Flora: Initially, we just wanted to have a simple workshop for the members of MIST. We created this workshop to give them some space to talk and express themselves. Members who could come to the MIST Office or a place where we organise the activity could come together to interact with other members. It is a way for them to be amongst other people, to be free to continue to come out, discuss and have an exchange. In the beginning, there were no expectations, just a way to make them feel that they belong.
Beauty: It is to let the girls (MIST members) know they are not alone. It motivates them to live their best life and move forward.
“Once again we were excluded from the system,” said Pia Covre, a former sex worker and one of the founders of the Committee for the Civil Rights of Prostitutes (henceforth, Comitato), which promotes the legal recognition and decriminalisation of sex work in Italy.
This statement from our colleague was the starting point of the Italian campaign “Nessuna da sola” or “No One Left Behind”. One of our eight Voice and Participation project partners, Comitato, initiated grassroot activism in Italy against the exclusionary policy of the government that left sex workers out of state support during the COVID-19 pandemic. The campaign crowdfunded 30,000 Euros to support them.
Who is Comitato?
Comitato is the only sex-worker-led organisation in Italy that implements an anti-trafficking and assistance programme for victims of trafficking and sexual exploitation since 2000. It is also a founding member of TAMPEP (Transnational AIDS/STI prevention among Migrant Prostitutes in Europe Project), an international migrant sex worker-led network in Europe.
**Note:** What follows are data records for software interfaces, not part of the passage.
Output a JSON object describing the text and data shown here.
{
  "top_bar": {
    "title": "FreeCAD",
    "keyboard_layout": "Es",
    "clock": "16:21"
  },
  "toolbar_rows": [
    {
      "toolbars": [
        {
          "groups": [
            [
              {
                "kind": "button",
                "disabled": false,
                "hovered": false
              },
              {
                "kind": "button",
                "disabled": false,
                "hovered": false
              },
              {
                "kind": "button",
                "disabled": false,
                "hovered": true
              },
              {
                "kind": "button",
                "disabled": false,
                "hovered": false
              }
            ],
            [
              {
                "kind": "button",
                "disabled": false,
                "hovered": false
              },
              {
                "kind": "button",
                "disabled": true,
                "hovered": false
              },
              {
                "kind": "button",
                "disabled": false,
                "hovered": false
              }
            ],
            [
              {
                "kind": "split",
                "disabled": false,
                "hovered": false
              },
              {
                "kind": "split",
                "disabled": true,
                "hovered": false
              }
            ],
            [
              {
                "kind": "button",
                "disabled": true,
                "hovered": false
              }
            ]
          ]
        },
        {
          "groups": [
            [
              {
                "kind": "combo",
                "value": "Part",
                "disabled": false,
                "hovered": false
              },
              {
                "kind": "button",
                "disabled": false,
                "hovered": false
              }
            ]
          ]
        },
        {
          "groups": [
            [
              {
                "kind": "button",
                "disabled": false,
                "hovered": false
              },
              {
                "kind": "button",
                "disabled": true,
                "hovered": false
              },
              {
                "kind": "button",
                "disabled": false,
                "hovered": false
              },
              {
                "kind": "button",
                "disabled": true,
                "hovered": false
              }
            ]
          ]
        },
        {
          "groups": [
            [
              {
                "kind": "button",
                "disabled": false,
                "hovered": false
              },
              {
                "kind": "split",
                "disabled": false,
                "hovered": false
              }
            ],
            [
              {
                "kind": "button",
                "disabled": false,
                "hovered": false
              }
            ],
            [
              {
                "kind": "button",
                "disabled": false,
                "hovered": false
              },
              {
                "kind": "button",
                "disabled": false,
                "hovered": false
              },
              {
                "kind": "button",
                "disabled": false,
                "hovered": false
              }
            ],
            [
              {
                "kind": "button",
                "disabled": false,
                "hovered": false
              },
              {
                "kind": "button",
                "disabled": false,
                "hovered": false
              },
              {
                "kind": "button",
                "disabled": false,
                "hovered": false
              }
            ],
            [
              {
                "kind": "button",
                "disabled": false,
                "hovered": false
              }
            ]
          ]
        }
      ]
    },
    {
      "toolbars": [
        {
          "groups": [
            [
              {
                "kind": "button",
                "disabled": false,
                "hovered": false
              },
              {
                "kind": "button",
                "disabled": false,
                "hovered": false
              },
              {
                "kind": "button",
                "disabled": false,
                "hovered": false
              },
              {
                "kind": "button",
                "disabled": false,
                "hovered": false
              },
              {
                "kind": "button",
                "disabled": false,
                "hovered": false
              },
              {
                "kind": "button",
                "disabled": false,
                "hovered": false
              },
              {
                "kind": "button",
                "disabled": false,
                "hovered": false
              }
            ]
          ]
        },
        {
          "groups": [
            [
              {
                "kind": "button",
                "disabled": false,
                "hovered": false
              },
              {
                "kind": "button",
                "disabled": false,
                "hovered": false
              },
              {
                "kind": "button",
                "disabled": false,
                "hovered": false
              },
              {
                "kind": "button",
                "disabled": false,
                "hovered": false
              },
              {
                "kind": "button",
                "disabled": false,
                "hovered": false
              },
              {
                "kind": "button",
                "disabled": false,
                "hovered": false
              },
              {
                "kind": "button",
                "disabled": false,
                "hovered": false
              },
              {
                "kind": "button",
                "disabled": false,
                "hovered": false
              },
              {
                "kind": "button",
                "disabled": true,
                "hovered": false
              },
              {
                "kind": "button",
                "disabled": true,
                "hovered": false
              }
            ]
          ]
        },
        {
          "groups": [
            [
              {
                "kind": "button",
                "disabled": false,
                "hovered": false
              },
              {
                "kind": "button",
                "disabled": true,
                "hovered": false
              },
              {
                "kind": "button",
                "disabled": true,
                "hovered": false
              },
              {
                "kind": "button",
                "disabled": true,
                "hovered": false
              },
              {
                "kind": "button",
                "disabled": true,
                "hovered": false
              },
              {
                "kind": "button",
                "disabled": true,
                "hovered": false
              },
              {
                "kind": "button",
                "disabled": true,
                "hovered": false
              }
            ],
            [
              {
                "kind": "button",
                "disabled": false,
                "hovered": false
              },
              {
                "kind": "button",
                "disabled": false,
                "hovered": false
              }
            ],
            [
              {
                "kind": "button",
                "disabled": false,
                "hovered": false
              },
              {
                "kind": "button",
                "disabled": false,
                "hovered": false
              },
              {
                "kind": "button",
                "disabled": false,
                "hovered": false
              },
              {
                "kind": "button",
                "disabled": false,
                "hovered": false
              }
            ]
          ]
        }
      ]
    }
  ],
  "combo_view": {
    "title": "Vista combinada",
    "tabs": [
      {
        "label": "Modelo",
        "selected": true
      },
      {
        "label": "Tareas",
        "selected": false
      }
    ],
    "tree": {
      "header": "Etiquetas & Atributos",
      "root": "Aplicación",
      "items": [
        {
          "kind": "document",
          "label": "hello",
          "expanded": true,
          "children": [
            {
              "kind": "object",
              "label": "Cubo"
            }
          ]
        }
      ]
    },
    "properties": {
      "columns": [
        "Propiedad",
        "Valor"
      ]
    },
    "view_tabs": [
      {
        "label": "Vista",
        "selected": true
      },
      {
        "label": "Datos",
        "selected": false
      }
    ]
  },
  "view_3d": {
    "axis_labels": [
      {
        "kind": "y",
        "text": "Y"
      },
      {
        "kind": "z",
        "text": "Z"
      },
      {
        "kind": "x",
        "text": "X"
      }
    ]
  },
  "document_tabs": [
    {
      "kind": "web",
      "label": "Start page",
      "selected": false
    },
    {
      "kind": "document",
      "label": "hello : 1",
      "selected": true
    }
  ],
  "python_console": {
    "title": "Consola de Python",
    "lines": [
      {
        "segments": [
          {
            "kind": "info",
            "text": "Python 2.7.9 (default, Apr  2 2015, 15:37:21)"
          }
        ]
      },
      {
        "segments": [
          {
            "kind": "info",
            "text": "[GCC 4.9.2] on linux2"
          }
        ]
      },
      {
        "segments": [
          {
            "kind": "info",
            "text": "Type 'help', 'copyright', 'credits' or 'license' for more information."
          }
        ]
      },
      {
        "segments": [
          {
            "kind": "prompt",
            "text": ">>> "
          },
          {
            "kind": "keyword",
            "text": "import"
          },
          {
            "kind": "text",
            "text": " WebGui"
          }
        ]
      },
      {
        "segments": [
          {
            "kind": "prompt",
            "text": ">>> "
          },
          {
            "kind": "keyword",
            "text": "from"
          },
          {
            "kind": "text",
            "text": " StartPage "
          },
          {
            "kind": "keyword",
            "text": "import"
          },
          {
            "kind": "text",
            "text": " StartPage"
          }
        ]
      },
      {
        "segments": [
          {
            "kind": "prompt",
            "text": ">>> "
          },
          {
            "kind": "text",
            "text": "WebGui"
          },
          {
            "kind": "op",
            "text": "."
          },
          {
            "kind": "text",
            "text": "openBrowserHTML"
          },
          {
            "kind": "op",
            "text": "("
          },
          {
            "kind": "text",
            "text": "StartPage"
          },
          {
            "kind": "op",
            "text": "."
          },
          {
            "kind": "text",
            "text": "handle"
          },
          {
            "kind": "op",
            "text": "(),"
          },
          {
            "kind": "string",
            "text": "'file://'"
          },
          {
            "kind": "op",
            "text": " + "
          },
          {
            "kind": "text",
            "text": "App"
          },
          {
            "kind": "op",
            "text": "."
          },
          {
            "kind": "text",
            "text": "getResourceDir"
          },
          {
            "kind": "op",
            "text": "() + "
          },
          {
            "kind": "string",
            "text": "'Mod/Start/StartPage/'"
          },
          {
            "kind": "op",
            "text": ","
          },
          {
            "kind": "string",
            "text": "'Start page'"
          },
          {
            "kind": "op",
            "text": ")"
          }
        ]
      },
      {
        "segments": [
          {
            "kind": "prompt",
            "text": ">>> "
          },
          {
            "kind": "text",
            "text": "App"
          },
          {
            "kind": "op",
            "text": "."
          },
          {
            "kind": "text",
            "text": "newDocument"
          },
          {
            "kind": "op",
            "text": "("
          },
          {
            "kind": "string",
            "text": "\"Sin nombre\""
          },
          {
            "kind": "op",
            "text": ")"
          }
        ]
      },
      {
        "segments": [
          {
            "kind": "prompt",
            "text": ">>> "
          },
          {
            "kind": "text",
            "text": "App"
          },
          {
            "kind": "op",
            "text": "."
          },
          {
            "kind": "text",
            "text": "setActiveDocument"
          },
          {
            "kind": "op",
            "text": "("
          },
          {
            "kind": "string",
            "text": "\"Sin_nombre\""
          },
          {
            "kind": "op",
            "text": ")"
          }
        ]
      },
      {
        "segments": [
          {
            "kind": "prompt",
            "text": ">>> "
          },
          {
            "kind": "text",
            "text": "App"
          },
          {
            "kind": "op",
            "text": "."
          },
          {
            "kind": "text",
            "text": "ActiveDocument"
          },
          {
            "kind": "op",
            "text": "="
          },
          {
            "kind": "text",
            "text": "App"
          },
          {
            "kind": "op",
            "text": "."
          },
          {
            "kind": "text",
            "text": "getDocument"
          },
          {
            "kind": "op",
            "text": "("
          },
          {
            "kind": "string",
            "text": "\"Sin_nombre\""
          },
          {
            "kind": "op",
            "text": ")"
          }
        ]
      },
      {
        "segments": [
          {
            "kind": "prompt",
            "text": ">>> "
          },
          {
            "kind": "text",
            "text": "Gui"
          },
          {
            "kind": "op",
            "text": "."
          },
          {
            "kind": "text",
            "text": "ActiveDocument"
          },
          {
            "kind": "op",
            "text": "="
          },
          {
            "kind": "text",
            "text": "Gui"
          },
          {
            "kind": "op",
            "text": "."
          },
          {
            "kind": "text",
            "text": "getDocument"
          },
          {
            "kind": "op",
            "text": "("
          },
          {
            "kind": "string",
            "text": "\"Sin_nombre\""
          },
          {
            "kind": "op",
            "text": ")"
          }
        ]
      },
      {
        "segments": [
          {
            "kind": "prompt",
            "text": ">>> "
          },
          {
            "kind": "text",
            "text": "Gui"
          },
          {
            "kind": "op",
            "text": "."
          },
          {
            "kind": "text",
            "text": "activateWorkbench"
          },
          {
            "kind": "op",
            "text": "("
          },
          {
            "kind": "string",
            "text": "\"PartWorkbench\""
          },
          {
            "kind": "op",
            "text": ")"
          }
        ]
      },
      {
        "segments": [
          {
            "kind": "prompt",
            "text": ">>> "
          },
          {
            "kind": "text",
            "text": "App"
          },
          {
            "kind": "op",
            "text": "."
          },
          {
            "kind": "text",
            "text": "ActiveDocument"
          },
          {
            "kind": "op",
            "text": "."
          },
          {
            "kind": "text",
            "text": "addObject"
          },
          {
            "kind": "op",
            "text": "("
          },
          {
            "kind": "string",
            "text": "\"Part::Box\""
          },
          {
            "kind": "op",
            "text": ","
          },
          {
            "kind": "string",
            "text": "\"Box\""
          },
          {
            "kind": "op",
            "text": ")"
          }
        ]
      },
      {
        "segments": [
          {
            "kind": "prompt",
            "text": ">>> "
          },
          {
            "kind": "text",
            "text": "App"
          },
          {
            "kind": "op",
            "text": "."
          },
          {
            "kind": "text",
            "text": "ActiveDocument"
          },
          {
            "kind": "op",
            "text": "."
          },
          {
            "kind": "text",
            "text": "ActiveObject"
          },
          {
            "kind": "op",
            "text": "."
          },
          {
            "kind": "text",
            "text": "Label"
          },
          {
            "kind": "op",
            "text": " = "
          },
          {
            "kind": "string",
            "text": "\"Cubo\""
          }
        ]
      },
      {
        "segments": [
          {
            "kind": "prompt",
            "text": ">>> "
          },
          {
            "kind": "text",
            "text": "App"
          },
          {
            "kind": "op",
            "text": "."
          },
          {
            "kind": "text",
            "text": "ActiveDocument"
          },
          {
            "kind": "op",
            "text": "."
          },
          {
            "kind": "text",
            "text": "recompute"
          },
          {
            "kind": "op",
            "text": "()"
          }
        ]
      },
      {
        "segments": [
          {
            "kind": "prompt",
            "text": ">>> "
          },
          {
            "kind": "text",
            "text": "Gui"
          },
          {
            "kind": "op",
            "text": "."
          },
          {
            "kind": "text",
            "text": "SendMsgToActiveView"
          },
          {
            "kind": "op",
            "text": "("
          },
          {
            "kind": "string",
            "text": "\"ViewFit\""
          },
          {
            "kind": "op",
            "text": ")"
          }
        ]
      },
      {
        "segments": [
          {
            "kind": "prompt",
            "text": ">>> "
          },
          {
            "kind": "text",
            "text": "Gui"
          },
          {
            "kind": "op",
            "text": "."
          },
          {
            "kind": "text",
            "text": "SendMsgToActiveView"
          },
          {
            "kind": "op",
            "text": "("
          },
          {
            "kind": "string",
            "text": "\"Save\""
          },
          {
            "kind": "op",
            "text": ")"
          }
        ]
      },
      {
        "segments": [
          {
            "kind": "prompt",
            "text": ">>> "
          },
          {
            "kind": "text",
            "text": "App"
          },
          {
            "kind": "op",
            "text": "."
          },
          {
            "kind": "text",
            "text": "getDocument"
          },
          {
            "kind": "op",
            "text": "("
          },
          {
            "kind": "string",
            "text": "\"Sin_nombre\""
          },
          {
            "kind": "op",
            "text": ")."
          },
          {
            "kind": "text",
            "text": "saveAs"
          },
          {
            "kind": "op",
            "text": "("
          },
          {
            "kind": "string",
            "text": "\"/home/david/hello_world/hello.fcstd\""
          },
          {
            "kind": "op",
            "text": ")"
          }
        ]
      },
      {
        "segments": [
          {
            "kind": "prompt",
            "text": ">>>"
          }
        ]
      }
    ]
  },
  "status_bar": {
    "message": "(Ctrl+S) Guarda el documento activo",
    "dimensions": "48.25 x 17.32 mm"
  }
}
Comitato is based in Trieste, North Italy, which sits along one of the major routes that was used for migration and trafficking of women and girls from Eastern Europe in the late 1990s. Around the same time, the analysis of the conditions of migrant women shifted from a workers’ rights lens to an immigration-related one. This lack of attention to social integration services for migrant women motivated Comitato to establish a social protection programme. In 1995, in order to advocate for legislation that would guarantee assistance and protection to victims of trafficking and sexual exploitation, Comitato conducted a series of outreach and health information-related activities with identified victims of trafficking on the streets of Venice, Bologna, Modena, Rimini and San Remo. Together with other organisations, it advocated with the Italian government to enact a social protection programme for victims of trafficking.
Currently, as part of its social protection and assistance work, Comitato has three 'Stella Polare' safe houses for victims of trafficking in Trieste. In these shelters, women have access to social assistance as well as support during the criminal proceedings against traffickers.
The COVID-19 pandemic was a litmus test for existing racism and discriminatory practices. A research report from the United Kingdom showed that, ‘according to U.K. police data there was a rise of 300% in hate crimes towards ESEA people in the first quarter of 2020 compared to the same period in 2018 and 2019’. However, this number tells us only a fraction of the larger picture of structural racism.
In this article, we discuss how the movement against racially motivated hate crime started in the UK, the role of ESEA organisations in sustaining it, and aligning issues and activisms within the movement. We highlight the role of our UK partner Southeast and East Asian Centre (SEEAC) within this movement.